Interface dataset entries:
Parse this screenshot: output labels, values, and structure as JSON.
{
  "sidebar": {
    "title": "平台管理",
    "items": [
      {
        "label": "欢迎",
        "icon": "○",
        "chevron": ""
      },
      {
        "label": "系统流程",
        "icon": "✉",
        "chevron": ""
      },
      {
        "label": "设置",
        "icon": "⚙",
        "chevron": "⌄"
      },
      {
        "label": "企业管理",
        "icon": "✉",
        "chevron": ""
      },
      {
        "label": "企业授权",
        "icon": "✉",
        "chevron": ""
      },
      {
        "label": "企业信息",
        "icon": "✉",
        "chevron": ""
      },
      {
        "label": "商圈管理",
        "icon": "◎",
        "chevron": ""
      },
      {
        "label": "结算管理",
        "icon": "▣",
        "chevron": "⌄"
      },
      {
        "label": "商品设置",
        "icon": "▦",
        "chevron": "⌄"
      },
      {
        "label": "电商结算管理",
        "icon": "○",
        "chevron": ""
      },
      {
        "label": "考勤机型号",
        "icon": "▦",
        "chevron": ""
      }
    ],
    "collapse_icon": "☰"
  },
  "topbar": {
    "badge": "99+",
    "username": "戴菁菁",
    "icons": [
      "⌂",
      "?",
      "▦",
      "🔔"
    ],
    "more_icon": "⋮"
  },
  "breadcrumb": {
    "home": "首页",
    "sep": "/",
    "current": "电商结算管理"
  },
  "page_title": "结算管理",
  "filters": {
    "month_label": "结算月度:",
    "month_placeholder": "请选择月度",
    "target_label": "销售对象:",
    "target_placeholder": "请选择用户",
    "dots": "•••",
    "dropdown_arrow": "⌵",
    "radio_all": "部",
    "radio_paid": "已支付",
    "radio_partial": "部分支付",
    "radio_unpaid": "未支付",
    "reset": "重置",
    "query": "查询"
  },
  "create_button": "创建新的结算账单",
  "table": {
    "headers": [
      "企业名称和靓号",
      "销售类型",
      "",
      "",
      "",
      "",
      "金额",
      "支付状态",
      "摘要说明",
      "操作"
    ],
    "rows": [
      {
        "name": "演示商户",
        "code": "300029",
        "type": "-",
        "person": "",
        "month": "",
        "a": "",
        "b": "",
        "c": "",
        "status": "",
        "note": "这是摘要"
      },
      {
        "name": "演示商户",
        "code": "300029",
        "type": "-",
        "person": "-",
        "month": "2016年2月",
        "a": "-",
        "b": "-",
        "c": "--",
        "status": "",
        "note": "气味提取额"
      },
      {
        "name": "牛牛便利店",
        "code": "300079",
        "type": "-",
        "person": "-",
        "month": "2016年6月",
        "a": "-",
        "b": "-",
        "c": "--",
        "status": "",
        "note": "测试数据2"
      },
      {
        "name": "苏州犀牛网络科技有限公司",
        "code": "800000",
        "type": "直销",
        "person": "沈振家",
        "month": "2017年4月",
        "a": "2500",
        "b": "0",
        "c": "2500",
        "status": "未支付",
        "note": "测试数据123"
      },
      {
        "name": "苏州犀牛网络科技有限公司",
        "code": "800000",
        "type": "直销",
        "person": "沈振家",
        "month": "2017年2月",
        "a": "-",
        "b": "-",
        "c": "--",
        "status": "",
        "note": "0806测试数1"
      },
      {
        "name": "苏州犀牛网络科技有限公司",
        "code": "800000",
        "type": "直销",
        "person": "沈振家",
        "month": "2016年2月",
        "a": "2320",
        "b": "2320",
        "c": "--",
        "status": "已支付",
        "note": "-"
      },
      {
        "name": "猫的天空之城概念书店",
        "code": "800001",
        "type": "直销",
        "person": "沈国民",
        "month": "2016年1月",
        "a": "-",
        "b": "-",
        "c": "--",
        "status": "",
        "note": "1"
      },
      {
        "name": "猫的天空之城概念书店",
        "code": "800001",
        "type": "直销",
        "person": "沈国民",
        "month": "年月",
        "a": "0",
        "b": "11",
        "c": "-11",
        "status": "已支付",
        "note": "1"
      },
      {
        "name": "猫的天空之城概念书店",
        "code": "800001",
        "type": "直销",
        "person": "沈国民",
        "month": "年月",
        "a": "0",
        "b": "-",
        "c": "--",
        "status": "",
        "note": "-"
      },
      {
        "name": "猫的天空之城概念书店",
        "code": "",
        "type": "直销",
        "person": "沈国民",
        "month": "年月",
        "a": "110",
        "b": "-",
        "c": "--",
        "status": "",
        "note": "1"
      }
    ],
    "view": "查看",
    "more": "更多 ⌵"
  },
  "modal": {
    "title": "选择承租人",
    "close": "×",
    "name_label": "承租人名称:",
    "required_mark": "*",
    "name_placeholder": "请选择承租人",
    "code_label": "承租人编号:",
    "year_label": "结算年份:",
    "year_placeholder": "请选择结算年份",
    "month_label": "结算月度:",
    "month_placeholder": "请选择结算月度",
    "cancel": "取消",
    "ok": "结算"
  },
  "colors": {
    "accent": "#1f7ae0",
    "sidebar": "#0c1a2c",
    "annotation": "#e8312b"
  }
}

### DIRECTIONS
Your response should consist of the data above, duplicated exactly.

### TASK RESPONSE
Parse this screenshot: output labels, values, and structure as JSON.
{
  "sidebar": {
    "title": "平台管理",
    "items": [
      {
        "label": "欢迎",
        "icon": "○",
        "chevron": ""
      },
      {
        "label": "系统流程",
        "icon": "✉",
        "chevron": ""
      },
      {
        "label": "设置",
        "icon": "⚙",
        "chevron": "⌄"
      },
      {
        "label": "企业管理",
        "icon": "✉",
        "chevron": ""
      },
      {
        "label": "企业授权",
        "icon": "✉",
        "chevron": ""
      },
      {
        "label": "企业信息",
        "icon": "✉",
        "chevron": ""
      },
      {
        "label": "商圈管理",
        "icon": "◎",
        "chevron": ""
      },
      {
        "label": "结算管理",
        "icon": "▣",
        "chevron": "⌄"
      },
      {
        "label": "商品设置",
        "icon": "▦",
        "chevron": "⌄"
      },
      {
        "label": "电商结算管理",
        "icon": "○",
        "chevron": ""
      },
      {
        "label": "考勤机型号",
        "icon": "▦",
        "chevron": ""
      }
    ],
    "collapse_icon": "☰"
  },
  "topbar": {
    "badge": "99+",
    "username": "戴菁菁",
    "icons": [
      "⌂",
      "?",
      "▦",
      "🔔"
    ],
    "more_icon": "⋮"
  },
  "breadcrumb": {
    "home": "首页",
    "sep": "/",
    "current": "电商结算管理"
  },
  "page_title": "结算管理",
  "filters": {
    "month_label": "结算月度:",
    "month_placeholder": "请选择月度",
    "target_label": "销售对象:",
    "target_placeholder": "请选择用户",
    "dots": "•••",
    "dropdown_arrow": "⌵",
    "radio_all": "部",
    "radio_paid": "已支付",
    "radio_partial": "部分支付",
    "radio_unpaid": "未支付",
    "reset": "重置",
    "query": "查询"
  },
  "create_button": "创建新的结算账单",
  "table": {
    "headers": [
      "企业名称和靓号",
      "销售类型",
      "",
      "",
      "",
      "",
      "金额",
      "支付状态",
      "摘要说明",
      "操作"
    ],
    "rows": [
      {
        "name": "演示商户",
        "code": "300029",
        "type": "-",
        "person": "",
        "month": "",
        "a": "",
        "b": "",
        "c": "",
        "status": "",
        "note": "这是摘要"
      },
      {
        "name": "演示商户",
        "code": "300029",
        "type": "-",
        "person": "-",
        "month": "2016年2月",
        "a": "-",
        "b": "-",
        "c": "--",
        "status": "",
        "note": "气味提取额"
      },
      {
        "name": "牛牛便利店",
        "code": "300079",
        "type": "-",
        "person": "-",
        "month": "2016年6月",
        "a": "-",
        "b": "-",
        "c": "--",
        "status": "",
        "note": "测试数据2"
      },
      {
        "name": "苏州犀牛网络科技有限公司",
        "code": "800000",
        "type": "直销",
        "person": "沈振家",
        "month": "2017年4月",
        "a": "2500",
        "b": "0",
        "c": "2500",
        "status": "未支付",
        "note": "测试数据123"
      },
      {
        "name": "苏州犀牛网络科技有限公司",
        "code": "800000",
        "type": "直销",
        "person": "沈振家",
        "month": "2017年2月",
        "a": "-",
        "b": "-",
        "c": "--",
        "status": "",
        "note": "0806测试数1"
      },
      {
        "name": "苏州犀牛网络科技有限公司",
        "code": "800000",
        "type": "直销",
        "person": "沈振家",
        "month": "2016年2月",
        "a": "2320",
        "b": "2320",
        "c": "--",
        "status": "已支付",
        "note": "-"
      },
      {
        "name": "猫的天空之城概念书店",
        "code": "800001",
        "type": "直销",
        "person": "沈国民",
        "month": "2016年1月",
        "a": "-",
        "b": "-",
        "c": "--",
        "status": "",
        "note": "1"
      },
      {
        "name": "猫的天空之城概念书店",
        "code": "800001",
        "type": "直销",
        "person": "沈国民",
        "month": "年月",
        "a": "0",
        "b": "11",
        "c": "-11",
        "status": "已支付",
        "note": "1"
      },
      {
        "name": "猫的天空之城概念书店",
        "code": "800001",
        "type": "直销",
        "person": "沈国民",
        "month": "年月",
        "a": "0",
        "b": "-",
        "c": "--",
        "status": "",
        "note": "-"
      },
      {
        "name": "猫的天空之城概念书店",
        "code": "",
        "type": "直销",
        "person": "沈国民",
        "month": "年月",
        "a": "110",
        "b": "-",
        "c": "--",
        "status": "",
        "note": "1"
      }
    ],
    "view": "查看",
    "more": "更多 ⌵"
  },
  "modal": {
    "title": "选择承租人",
    "close": "×",
    "name_label": "承租人名称:",
    "required_mark": "*",
    "name_placeholder": "请选择承租人",
    "code_label": "承租人编号:",
    "year_label": "结算年份:",
    "year_placeholder": "请选择结算年份",
    "month_label": "结算月度:",
    "month_placeholder": "请选择结算月度",
    "cancel": "取消",
    "ok": "结算"
  },
  "colors": {
    "accent": "#1f7ae0",
    "sidebar": "#0c1a2c",
    "annotation": "#e8312b"
  }
}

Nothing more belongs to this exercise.